▶ [ABOUT THIS TASK]: Each entry is to be retyped exactly as it appears. Leave the images out.
[[ DATA IN THIS EXERCISE open ]]
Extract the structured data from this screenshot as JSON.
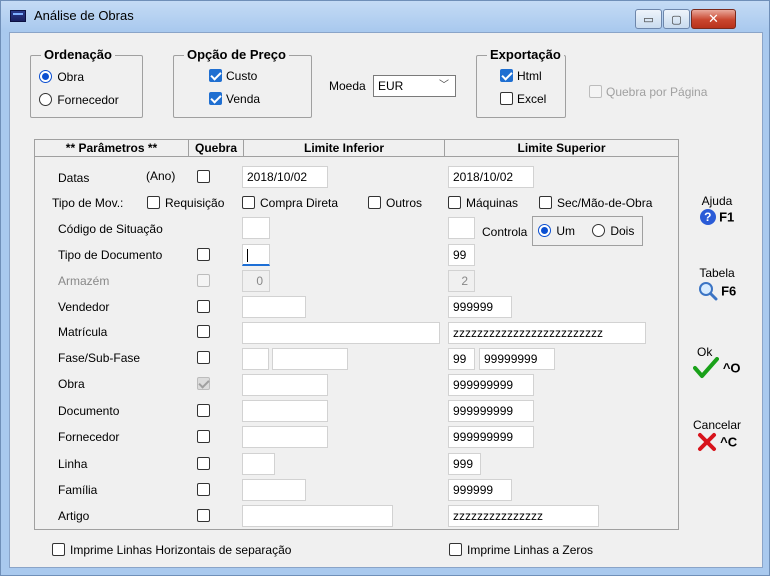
{
  "window": {
    "title": "Análise de Obras",
    "min_glyph": "▭",
    "max_glyph": "▢",
    "close_glyph": "✕"
  },
  "ordenacao": {
    "title": "Ordenação",
    "options": [
      "Obra",
      "Fornecedor"
    ],
    "selected": "Obra"
  },
  "opcao_preco": {
    "title": "Opção de Preço",
    "custo": "Custo",
    "venda": "Venda",
    "custo_checked": true,
    "venda_checked": true
  },
  "moeda": {
    "label": "Moeda",
    "value": "EUR"
  },
  "exportacao": {
    "title": "Exportação",
    "html": "Html",
    "excel": "Excel",
    "html_checked": true,
    "excel_checked": false
  },
  "quebra_pagina": {
    "label": "Quebra por Página",
    "checked": false
  },
  "table": {
    "headers": [
      "** Parâmetros **",
      "Quebra",
      "Limite Inferior",
      "Limite Superior"
    ]
  },
  "rows": {
    "datas": {
      "label": "Datas",
      "sub": "(Ano)",
      "inferior": "2018/10/02",
      "superior": "2018/10/02"
    },
    "tipo_mov": {
      "label": "Tipo de Mov.:",
      "options": [
        "Requisição",
        "Compra Direta",
        "Outros",
        "Máquinas",
        "Sec/Mão-de-Obra"
      ]
    },
    "codigo_situacao": {
      "label": "Código de Situação",
      "controla": "Controla",
      "um": "Um",
      "dois": "Dois",
      "selected": "Um"
    },
    "tipo_documento": {
      "label": "Tipo de Documento",
      "superior": "99"
    },
    "armazem": {
      "label": "Armazém",
      "inferior": "0",
      "superior": "2"
    },
    "vendedor": {
      "label": "Vendedor",
      "superior": "999999"
    },
    "matricula": {
      "label": "Matrícula",
      "superior": "zzzzzzzzzzzzzzzzzzzzzzzzz"
    },
    "fase": {
      "label": "Fase/Sub-Fase",
      "superior_a": "99",
      "superior_b": "99999999"
    },
    "obra": {
      "label": "Obra",
      "superior": "999999999"
    },
    "documento": {
      "label": "Documento",
      "superior": "999999999"
    },
    "fornecedor": {
      "label": "Fornecedor",
      "superior": "999999999"
    },
    "linha": {
      "label": "Linha",
      "superior": "999"
    },
    "familia": {
      "label": "Família",
      "superior": "999999"
    },
    "artigo": {
      "label": "Artigo",
      "superior": "zzzzzzzzzzzzzzz"
    }
  },
  "footer": {
    "linhas_horizontais": "Imprime Linhas Horizontais de separação",
    "linhas_zeros": "Imprime Linhas a Zeros"
  },
  "side": {
    "ajuda": "Ajuda",
    "ajuda_key": "F1",
    "tabela": "Tabela",
    "tabela_key": "F6",
    "ok": "Ok",
    "ok_key": "^O",
    "cancelar": "Cancelar",
    "cancelar_key": "^C"
  },
  "colors": {
    "accent": "#1f6fd1",
    "ok_green": "#1aa11a",
    "cancel_red": "#d8141c",
    "window_frame": "#a9c9ee"
  }
}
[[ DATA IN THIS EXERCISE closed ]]
▶ [ANSWER BELOW]:
Extract the structured data from this screenshot as JSON.
{
  "window": {
    "title": "Análise de Obras",
    "min_glyph": "▭",
    "max_glyph": "▢",
    "close_glyph": "✕"
  },
  "ordenacao": {
    "title": "Ordenação",
    "options": [
      "Obra",
      "Fornecedor"
    ],
    "selected": "Obra"
  },
  "opcao_preco": {
    "title": "Opção de Preço",
    "custo": "Custo",
    "venda": "Venda",
    "custo_checked": true,
    "venda_checked": true
  },
  "moeda": {
    "label": "Moeda",
    "value": "EUR"
  },
  "exportacao": {
    "title": "Exportação",
    "html": "Html",
    "excel": "Excel",
    "html_checked": true,
    "excel_checked": false
  },
  "quebra_pagina": {
    "label": "Quebra por Página",
    "checked": false
  },
  "table": {
    "headers": [
      "** Parâmetros **",
      "Quebra",
      "Limite Inferior",
      "Limite Superior"
    ]
  },
  "rows": {
    "datas": {
      "label": "Datas",
      "sub": "(Ano)",
      "inferior": "2018/10/02",
      "superior": "2018/10/02"
    },
    "tipo_mov": {
      "label": "Tipo de Mov.:",
      "options": [
        "Requisição",
        "Compra Direta",
        "Outros",
        "Máquinas",
        "Sec/Mão-de-Obra"
      ]
    },
    "codigo_situacao": {
      "label": "Código de Situação",
      "controla": "Controla",
      "um": "Um",
      "dois": "Dois",
      "selected": "Um"
    },
    "tipo_documento": {
      "label": "Tipo de Documento",
      "superior": "99"
    },
    "armazem": {
      "label": "Armazém",
      "inferior": "0",
      "superior": "2"
    },
    "vendedor": {
      "label": "Vendedor",
      "superior": "999999"
    },
    "matricula": {
      "label": "Matrícula",
      "superior": "zzzzzzzzzzzzzzzzzzzzzzzzz"
    },
    "fase": {
      "label": "Fase/Sub-Fase",
      "superior_a": "99",
      "superior_b": "99999999"
    },
    "obra": {
      "label": "Obra",
      "superior": "999999999"
    },
    "documento": {
      "label": "Documento",
      "superior": "999999999"
    },
    "fornecedor": {
      "label": "Fornecedor",
      "superior": "999999999"
    },
    "linha": {
      "label": "Linha",
      "superior": "999"
    },
    "familia": {
      "label": "Família",
      "superior": "999999"
    },
    "artigo": {
      "label": "Artigo",
      "superior": "zzzzzzzzzzzzzzz"
    }
  },
  "footer": {
    "linhas_horizontais": "Imprime Linhas Horizontais de separação",
    "linhas_zeros": "Imprime Linhas a Zeros"
  },
  "side": {
    "ajuda": "Ajuda",
    "ajuda_key": "F1",
    "tabela": "Tabela",
    "tabela_key": "F6",
    "ok": "Ok",
    "ok_key": "^O",
    "cancelar": "Cancelar",
    "cancelar_key": "^C"
  },
  "colors": {
    "accent": "#1f6fd1",
    "ok_green": "#1aa11a",
    "cancel_red": "#d8141c",
    "window_frame": "#a9c9ee"
  }
}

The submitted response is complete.